- [Task directions]
Go through the records below and return each line that has "spanning" in it.

Dataset items:
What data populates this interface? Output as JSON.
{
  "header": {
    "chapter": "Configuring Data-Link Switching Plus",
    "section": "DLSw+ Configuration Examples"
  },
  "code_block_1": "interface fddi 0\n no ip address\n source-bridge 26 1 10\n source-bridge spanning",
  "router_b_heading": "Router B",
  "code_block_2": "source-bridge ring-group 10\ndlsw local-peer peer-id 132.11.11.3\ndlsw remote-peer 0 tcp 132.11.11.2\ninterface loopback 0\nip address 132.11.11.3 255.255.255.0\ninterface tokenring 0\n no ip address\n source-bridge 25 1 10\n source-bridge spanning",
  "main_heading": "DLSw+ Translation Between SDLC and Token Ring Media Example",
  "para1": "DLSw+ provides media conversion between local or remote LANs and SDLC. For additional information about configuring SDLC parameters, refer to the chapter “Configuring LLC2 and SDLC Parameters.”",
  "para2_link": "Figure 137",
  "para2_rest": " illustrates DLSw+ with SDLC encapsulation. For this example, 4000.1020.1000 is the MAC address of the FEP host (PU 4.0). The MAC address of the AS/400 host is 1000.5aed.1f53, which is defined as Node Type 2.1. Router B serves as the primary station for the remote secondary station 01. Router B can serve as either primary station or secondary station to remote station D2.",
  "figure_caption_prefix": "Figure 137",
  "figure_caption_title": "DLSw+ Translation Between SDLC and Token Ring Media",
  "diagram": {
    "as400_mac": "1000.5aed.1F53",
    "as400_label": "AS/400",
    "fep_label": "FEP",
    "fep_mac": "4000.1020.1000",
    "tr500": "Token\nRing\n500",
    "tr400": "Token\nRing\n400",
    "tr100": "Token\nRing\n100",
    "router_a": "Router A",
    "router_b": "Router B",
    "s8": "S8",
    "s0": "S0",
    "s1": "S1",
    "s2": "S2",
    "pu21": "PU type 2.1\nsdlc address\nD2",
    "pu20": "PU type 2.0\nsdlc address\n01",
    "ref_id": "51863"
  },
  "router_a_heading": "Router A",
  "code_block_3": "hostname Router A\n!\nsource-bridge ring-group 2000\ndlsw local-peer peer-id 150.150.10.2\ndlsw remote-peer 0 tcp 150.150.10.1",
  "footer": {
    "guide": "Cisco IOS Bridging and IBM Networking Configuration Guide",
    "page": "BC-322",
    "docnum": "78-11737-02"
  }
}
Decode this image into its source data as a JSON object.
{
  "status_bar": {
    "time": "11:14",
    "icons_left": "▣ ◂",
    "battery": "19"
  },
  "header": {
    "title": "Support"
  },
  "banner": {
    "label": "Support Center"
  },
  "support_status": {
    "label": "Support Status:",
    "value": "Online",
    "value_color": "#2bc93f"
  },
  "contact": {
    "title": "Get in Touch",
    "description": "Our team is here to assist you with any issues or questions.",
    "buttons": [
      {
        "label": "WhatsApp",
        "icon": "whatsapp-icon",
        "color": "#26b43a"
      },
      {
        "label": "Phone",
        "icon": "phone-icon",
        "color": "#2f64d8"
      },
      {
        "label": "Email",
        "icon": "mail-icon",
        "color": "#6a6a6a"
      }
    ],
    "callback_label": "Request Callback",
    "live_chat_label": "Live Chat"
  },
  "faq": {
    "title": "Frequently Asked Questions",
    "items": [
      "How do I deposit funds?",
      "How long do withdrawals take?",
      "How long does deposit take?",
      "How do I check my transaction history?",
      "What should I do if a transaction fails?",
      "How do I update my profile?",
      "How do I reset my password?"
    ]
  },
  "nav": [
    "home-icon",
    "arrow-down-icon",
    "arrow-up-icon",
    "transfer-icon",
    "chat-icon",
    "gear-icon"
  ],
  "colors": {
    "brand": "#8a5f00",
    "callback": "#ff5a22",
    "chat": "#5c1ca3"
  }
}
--
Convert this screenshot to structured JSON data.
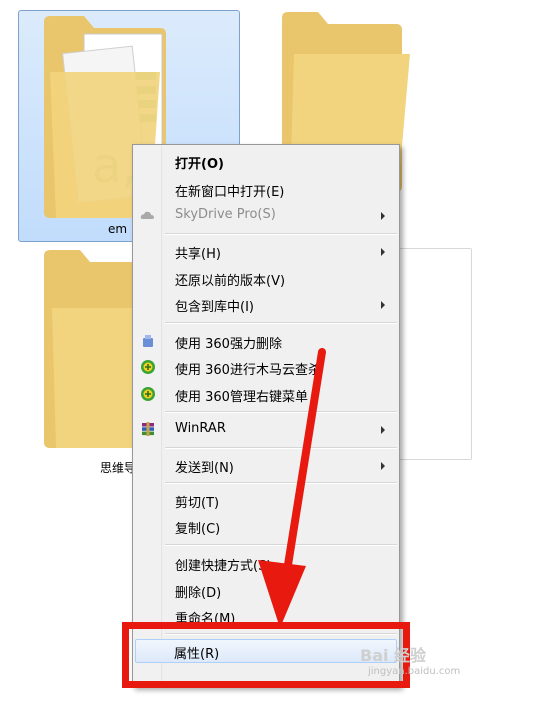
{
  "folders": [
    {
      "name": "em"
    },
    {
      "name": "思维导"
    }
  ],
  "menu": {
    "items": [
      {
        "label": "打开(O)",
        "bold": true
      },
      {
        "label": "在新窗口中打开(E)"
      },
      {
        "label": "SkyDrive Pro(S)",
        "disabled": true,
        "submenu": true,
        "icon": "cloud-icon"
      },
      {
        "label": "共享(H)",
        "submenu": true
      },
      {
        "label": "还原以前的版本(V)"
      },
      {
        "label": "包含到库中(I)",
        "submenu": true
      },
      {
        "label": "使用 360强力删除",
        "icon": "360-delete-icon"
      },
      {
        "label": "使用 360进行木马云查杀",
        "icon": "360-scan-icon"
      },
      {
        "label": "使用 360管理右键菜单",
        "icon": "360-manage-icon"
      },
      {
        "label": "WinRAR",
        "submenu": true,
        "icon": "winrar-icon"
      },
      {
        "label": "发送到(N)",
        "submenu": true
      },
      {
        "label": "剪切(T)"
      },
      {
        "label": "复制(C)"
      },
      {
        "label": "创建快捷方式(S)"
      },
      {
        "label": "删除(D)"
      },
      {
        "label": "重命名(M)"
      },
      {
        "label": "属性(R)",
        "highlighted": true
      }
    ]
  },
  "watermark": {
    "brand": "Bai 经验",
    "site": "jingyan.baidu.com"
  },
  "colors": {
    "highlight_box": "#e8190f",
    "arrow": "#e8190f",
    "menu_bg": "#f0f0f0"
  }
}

- [Problem solution]
  "code_block_1": "interface fddi 0\n no ip address\n source-bridge 26 1 10\n source-bridge spanning",
  "code_block_2": "source-bridge ring-group 10\ndlsw local-peer peer-id 132.11.11.3\ndlsw remote-peer 0 tcp 132.11.11.2\ninterface loopback 0\nip address 132.11.11.3 255.255.255.0\ninterface tokenring 0\n no ip address\n source-bridge 25 1 10\n source-bridge spanning",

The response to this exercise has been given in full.